▸ Work task
Among the entries that follow, find every line with the word "Series" and list it.

-=-=-=-=-

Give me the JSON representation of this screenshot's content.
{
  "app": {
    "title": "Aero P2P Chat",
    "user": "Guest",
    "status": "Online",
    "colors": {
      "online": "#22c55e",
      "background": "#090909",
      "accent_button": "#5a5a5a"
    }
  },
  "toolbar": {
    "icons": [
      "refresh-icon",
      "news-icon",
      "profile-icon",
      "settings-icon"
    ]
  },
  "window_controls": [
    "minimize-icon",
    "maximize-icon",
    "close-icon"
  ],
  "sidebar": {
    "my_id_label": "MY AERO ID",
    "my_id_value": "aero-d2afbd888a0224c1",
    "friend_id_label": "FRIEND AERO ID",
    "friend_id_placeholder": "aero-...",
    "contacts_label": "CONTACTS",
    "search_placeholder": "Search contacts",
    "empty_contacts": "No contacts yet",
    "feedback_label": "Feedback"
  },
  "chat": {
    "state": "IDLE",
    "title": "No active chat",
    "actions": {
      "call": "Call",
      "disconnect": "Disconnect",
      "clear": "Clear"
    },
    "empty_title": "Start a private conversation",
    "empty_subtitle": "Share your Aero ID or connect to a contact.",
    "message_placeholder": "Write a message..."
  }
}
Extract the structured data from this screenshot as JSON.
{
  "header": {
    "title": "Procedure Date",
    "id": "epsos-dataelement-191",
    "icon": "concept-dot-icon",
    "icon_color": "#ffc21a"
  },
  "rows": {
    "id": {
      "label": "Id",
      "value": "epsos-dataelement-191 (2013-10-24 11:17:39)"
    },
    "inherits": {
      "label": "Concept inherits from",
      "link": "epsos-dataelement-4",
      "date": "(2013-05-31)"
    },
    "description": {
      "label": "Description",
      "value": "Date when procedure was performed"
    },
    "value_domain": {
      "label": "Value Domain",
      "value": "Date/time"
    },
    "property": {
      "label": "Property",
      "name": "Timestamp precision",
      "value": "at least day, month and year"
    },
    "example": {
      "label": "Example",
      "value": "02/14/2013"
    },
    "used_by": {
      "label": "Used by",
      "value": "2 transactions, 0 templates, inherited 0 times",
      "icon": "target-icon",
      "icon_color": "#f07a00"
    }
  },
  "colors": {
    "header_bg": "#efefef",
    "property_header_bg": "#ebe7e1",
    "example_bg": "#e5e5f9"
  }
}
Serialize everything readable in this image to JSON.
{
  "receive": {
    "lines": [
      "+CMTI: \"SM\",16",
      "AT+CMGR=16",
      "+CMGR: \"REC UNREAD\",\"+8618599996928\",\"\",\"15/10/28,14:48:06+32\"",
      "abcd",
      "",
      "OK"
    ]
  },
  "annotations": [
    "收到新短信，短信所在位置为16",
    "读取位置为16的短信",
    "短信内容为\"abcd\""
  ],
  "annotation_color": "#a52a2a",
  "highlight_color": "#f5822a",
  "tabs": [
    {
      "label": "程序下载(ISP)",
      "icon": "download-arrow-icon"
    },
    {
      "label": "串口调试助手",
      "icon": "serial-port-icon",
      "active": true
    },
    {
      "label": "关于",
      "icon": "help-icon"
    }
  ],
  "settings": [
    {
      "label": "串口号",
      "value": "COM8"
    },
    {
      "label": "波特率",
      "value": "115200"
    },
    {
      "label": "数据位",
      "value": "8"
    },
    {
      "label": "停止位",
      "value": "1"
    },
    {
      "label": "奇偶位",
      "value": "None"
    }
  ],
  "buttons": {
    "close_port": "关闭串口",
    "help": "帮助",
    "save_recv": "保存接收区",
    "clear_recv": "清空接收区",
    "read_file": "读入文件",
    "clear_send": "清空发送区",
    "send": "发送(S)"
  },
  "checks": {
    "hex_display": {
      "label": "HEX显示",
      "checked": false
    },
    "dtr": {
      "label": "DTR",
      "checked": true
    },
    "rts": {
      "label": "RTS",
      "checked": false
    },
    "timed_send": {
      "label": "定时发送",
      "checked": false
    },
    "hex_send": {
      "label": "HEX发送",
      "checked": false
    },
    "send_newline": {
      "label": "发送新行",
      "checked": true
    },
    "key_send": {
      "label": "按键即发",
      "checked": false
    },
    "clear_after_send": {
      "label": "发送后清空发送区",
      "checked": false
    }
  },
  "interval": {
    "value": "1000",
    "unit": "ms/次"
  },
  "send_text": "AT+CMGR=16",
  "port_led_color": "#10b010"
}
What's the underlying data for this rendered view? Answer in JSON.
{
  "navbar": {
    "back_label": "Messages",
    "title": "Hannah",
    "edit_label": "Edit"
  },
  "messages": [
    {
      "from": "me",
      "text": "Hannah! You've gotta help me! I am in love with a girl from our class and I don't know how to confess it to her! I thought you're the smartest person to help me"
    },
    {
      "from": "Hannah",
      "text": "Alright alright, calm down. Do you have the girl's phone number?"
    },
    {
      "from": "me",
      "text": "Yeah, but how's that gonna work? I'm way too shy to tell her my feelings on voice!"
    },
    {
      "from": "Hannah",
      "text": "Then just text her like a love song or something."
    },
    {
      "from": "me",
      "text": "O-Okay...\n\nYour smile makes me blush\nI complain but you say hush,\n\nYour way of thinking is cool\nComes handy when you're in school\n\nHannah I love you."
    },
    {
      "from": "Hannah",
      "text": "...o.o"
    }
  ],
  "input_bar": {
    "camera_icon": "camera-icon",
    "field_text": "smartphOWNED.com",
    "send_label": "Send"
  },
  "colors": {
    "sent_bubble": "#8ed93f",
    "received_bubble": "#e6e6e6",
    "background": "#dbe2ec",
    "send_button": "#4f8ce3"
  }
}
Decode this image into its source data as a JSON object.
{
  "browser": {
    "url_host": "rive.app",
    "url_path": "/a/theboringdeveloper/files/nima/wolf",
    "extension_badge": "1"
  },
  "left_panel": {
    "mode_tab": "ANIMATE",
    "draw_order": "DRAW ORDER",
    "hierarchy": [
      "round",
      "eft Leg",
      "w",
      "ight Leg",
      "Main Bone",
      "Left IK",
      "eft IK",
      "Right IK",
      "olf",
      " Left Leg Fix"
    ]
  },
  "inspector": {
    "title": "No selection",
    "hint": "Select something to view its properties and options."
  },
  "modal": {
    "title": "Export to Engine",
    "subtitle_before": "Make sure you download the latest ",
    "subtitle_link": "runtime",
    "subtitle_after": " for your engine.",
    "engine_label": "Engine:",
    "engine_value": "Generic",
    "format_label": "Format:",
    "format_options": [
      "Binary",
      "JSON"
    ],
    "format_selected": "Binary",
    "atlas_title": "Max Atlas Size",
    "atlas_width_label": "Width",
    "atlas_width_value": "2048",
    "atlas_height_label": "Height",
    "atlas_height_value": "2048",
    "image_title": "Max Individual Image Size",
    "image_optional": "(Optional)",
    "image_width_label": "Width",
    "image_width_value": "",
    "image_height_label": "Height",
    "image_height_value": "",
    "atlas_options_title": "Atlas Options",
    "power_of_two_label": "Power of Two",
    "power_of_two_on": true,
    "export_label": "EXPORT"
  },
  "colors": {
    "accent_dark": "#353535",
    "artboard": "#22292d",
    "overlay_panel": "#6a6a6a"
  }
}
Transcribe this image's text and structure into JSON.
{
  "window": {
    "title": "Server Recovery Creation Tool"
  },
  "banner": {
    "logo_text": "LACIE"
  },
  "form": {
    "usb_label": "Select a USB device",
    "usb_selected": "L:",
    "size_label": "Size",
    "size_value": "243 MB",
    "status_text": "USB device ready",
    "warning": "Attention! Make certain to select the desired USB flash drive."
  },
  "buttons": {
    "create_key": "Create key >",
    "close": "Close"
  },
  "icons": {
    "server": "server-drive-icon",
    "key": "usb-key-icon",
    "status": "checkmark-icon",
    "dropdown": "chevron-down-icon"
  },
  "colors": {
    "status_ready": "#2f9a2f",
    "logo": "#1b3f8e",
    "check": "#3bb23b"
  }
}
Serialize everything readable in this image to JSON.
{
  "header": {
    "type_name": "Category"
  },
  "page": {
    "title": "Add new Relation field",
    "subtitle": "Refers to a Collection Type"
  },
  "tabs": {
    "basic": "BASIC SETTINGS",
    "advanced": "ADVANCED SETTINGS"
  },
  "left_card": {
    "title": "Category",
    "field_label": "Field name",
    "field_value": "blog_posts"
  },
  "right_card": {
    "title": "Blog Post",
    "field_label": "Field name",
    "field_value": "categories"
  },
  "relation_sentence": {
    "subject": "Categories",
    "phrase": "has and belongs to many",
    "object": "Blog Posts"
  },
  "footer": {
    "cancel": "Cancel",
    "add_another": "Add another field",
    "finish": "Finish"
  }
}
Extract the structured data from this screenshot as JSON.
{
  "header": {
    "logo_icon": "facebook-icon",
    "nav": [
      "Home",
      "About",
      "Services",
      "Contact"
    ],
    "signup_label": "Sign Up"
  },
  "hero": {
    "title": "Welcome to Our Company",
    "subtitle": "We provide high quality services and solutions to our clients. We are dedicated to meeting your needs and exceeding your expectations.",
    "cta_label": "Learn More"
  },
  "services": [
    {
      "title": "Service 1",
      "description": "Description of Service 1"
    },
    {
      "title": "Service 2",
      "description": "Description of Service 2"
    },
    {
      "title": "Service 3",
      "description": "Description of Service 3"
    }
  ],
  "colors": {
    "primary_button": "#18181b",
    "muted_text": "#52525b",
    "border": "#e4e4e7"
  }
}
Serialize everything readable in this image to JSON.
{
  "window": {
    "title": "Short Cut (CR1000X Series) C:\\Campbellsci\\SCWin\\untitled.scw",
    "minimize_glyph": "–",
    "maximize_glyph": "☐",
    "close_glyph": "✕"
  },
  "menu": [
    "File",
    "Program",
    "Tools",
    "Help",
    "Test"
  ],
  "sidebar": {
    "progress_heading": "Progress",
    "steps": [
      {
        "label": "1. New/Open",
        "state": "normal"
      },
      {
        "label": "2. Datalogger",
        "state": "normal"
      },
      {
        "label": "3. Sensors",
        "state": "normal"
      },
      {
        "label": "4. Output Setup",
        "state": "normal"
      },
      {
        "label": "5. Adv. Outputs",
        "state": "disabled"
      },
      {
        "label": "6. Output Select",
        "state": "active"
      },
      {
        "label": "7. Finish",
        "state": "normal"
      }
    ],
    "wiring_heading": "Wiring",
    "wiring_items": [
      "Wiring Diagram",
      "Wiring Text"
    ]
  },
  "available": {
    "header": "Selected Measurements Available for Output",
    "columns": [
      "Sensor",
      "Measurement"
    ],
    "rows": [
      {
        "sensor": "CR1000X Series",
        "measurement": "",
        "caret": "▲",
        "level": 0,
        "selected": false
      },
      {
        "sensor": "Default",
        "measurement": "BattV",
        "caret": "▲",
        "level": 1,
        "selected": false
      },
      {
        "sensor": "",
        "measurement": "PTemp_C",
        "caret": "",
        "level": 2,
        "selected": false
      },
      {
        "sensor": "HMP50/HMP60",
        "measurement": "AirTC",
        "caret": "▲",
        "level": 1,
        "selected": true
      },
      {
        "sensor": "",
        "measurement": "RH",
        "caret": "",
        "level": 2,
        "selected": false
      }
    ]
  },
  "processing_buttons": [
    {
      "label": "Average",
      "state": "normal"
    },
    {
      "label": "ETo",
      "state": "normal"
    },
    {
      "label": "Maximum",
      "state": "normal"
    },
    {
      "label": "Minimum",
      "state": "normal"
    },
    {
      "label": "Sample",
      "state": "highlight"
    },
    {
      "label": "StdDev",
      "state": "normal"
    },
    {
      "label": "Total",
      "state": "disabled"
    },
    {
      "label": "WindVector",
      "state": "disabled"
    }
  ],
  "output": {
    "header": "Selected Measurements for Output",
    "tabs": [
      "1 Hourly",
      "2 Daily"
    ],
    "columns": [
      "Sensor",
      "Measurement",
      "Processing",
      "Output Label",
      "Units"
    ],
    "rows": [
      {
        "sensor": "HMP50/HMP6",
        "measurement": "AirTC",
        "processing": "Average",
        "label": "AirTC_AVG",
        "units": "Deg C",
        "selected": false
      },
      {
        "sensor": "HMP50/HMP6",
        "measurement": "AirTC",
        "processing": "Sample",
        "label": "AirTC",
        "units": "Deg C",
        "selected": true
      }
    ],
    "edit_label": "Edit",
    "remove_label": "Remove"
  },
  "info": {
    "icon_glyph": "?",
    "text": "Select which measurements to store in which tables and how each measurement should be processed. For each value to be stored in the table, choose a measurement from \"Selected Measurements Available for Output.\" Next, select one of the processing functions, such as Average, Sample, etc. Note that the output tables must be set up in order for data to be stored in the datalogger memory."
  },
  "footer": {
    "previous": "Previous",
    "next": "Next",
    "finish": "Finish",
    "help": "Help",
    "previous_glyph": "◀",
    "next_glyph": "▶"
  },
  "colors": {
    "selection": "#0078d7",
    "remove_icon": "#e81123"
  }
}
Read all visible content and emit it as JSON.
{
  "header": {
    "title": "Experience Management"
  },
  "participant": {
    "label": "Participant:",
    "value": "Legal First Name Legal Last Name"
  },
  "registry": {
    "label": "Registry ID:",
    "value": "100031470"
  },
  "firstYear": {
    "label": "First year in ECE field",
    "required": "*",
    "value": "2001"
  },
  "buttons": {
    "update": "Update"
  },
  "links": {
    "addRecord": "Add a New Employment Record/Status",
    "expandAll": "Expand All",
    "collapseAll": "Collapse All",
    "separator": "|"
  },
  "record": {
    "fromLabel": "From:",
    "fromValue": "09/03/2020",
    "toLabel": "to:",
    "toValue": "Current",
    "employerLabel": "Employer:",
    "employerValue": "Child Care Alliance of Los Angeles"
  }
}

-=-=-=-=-

▸ Output of the task
    "title": "Short Cut (CR1000X Series) C:\\Campbellsci\\SCWin\\untitled.scw",
        "sensor": "CR1000X Series",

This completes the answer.